Review: God of Carnage (Goodman Theatre)

   
   

‘God of Carnage’, worthy of worship?

  
  

(l to r) Alan (David Pasquesi) tries to comfort his wife Annette (Beth Lacke) as Veronica (Mary Beth Fisher) continues to discuss the argument between their two children. Photo credit Eric Y. Exit

  
Goodman Theatre presents
   
God of Carnage
  
Written by Yasmina Reza
Directed by Rick Snyder
at
Goodman Theatre, 170 N. Dearborn (map)
through April 17  |  tickets: $22-$90  |  more info

Reviewed by Barry Eitel

Yasmina Reza’s God of Carnage must be a producer’s wet dream—four actors, one set, and a run time less than 90 minutes. Plus, it’s hyper-relevant to upper-middle class urban professionals. The overall vibe is very similar to Reza’s Art, especially in skewering yuppie lifestyles. It all worked out very well for the Goodman, which snagged the Midwest premier after the Broadway debut won a bevy of Tonys and Broadway in Chicago dropped it from its season. With all the encapsulating hype, Reza’s tight little play (translated and Veronica (Mary Beth Fisher) is horrified as her civil get together turns into chaotic mayhem. Photo credit: Eric Y. Exittweaked for American audiences by Christopher Hampton) is sure to get some butts in the Goodman’s seats. And the production lives up to the hoopla, even though no one in the cast has the national name recognition as Jeff Daniels or James Gandolfini.

The idea Reza plays around with in her play is whether adults and children are really that different, especially when it comes to scuffling. One child whacks another in the face with a stick, knocking out a couple of teeth. We see the obligatory meeting of parents sans children. From the beginning, there’s the awkward conflict between parenting techniques. Add to that the fact that maybe no party is innocent. Of course, things quickly spiral out of control.

To direct this darkly hilarious piece, the Goodman selected Rick Snyder, the same who directed a terrific production of Art at Steppenwolf a couple of seasons back. His experience with Reza shows—he allows his cast to push the humor just enough before becoming too ridiculous.

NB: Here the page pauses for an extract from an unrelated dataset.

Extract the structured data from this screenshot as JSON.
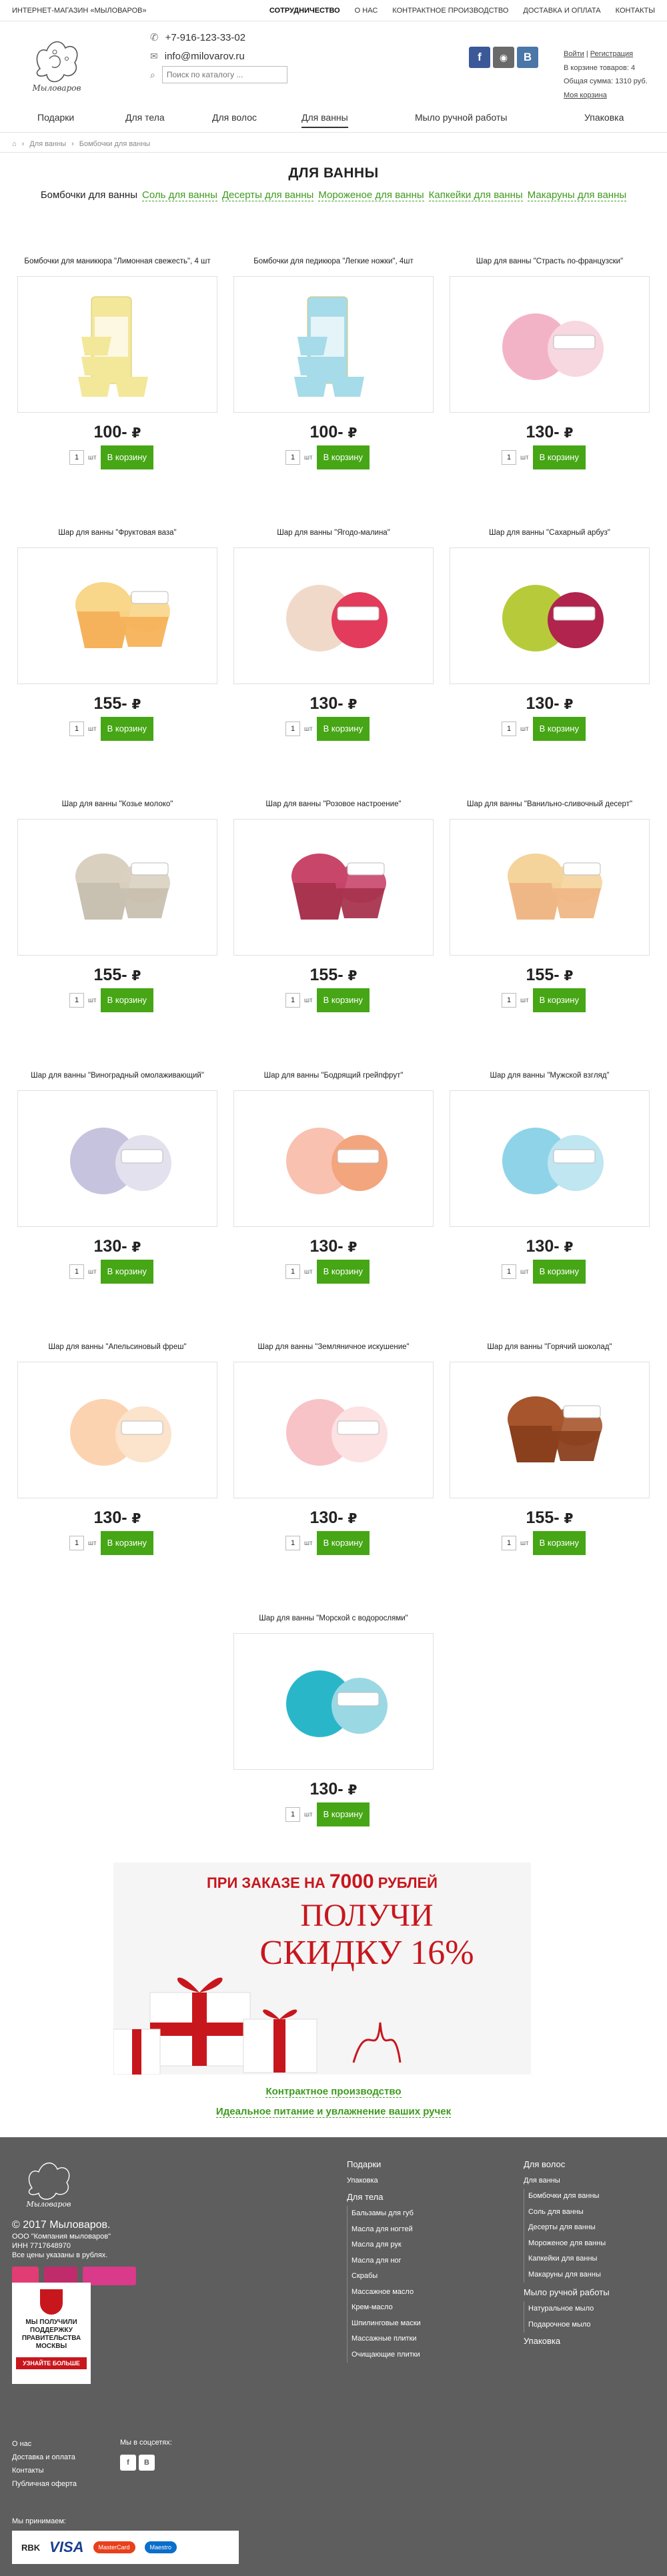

In the end, God of Carnage is an actors’ show. The New York folks got that when they brought in Gandolfini, Daniels, Marcia Gay Harden, and Hope Davis. Snyder cast his own set of Chicago stage heavyweights: Mary Beth Fisher, Beth Lacke, David Pasquesi, and Keith Kupferer. The foursome has a great thrust and parry with each other—and this is a play where alliances constantly shift and no one is on any one else’s side for very long (even if they’re married to them).

Pasquesi is Alan, a high-profile corporate lawyer, and is married to Annette (Lacke). She’s bothered by his love affair with his Blackberry. The hosts, Veronica (Fisher) and Michael (Kupferer, in the role originated by Gandolfini), are victim to their own neurosis. Veronica writes books about far-away conflicts and buys books about art; Michael sells doorknobs (among other things) and recently tossed the family hamster out on the street. Things really pick up when the liquor starts flowing, a la Who’s Afraid of Virginia Woolf? Really, you end up feeling sorry for the unseen children most of all.

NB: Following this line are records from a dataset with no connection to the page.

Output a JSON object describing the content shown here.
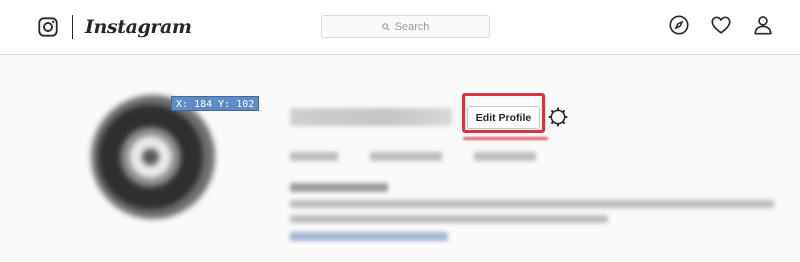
{
  "header": {
    "brand": {
      "icon": "instagram-camera-icon",
      "wordmark": "Instagram"
    },
    "search": {
      "placeholder": "Search",
      "icon": "search-icon"
    },
    "nav_icons": [
      "compass-icon",
      "heart-icon",
      "person-icon"
    ]
  },
  "overlay": {
    "coordinate_readout": "X: 184 Y: 102"
  },
  "profile": {
    "edit_button_label": "Edit Profile",
    "settings_icon": "gear-icon"
  },
  "colors": {
    "highlight": "#d9353f",
    "coordinate_badge": "#5f8cc4",
    "border": "#dbdbdb",
    "page_background": "#fafafa"
  }
}
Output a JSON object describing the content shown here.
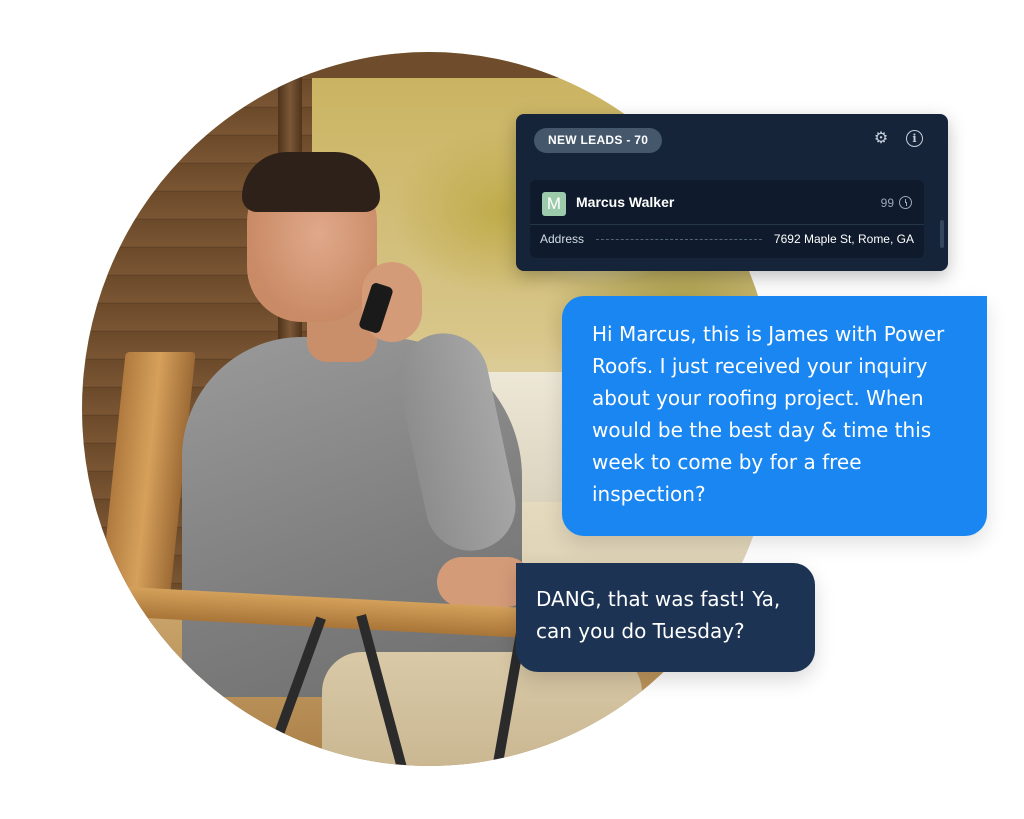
{
  "lead_panel": {
    "badge": "NEW LEADS - 70",
    "gear_icon": "gear-icon",
    "info_icon": "info-icon",
    "lead": {
      "avatar_initial": "M",
      "avatar_color": "#9ccbab",
      "name": "Marcus Walker",
      "score": "99",
      "address_label": "Address",
      "address_value": "7692 Maple St, Rome, GA"
    }
  },
  "messages": {
    "outgoing": {
      "text": "Hi Marcus, this is James with Power Roofs. I just received your inquiry about your roofing project. When would be the best day & time this week to come by for a free inspection?",
      "color": "#1a86f2"
    },
    "incoming": {
      "text": "DANG, that was fast! Ya, can you do Tuesday?",
      "color": "#1c3354"
    }
  }
}
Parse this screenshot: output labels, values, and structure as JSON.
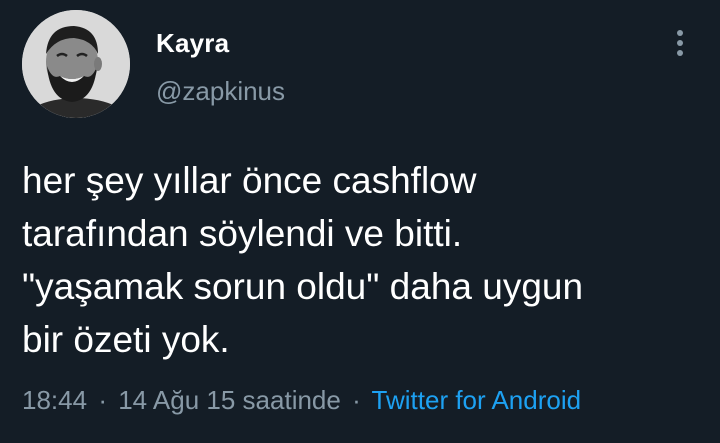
{
  "author": {
    "display_name": "Kayra",
    "handle": "@zapkinus"
  },
  "tweet": {
    "lines": [
      "her şey yıllar önce cashflow",
      "tarafından söylendi ve bitti.",
      "\"yaşamak sorun oldu\" daha uygun",
      "bir özeti yok."
    ]
  },
  "meta": {
    "time": "18:44",
    "date": "14 Ağu 15 saatinde",
    "separator": "·",
    "source": "Twitter for Android"
  },
  "colors": {
    "background": "#141d26",
    "secondary_text": "#8899a6",
    "link": "#1da1f2"
  },
  "icons": {
    "more": "more-vertical-icon"
  }
}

Unfortunately, it seems like Snyder holds back, which is the show’s biggest shortcoming. There could be more chaos. I was also hoping for more rolling-on-the-floor laughing moments. The Monday night opening came off as a little Monday-ish. Even in the craziest instants, when things are thrown around or thrown up—the play is a bit unsatisfying. The cast needs to be all-in all the time.

God of Carnage succeeds because it nails the savagery that we all understand. Reza posits that there may not be much of a difference between parks infested with roving gangs of kids or Brooklyn living rooms with cups of espresso and imported rum. She digs under the veneer of modern civilization, and even Veronica, modern civilization’s biggest champion, can’t prevent her passions from slipping out. To insult and question how a person raises their kids is asking for strong responses. But Reza, Snyder, and the cast commit fully to this explosive scenario, and we get to enjoy the fireworks.

  
  
Rating: ★★★
  
  

(l to r) Michael (Keith Kupferer) tries to rationalize the situation while speaking to Alan (David Pasquesi) Annette (Beth Lacke) and Veronica (Mary Beth Fisher). Photo credit: Eric Y. Exit

     
     
March 19, 2011 | 1 Comment More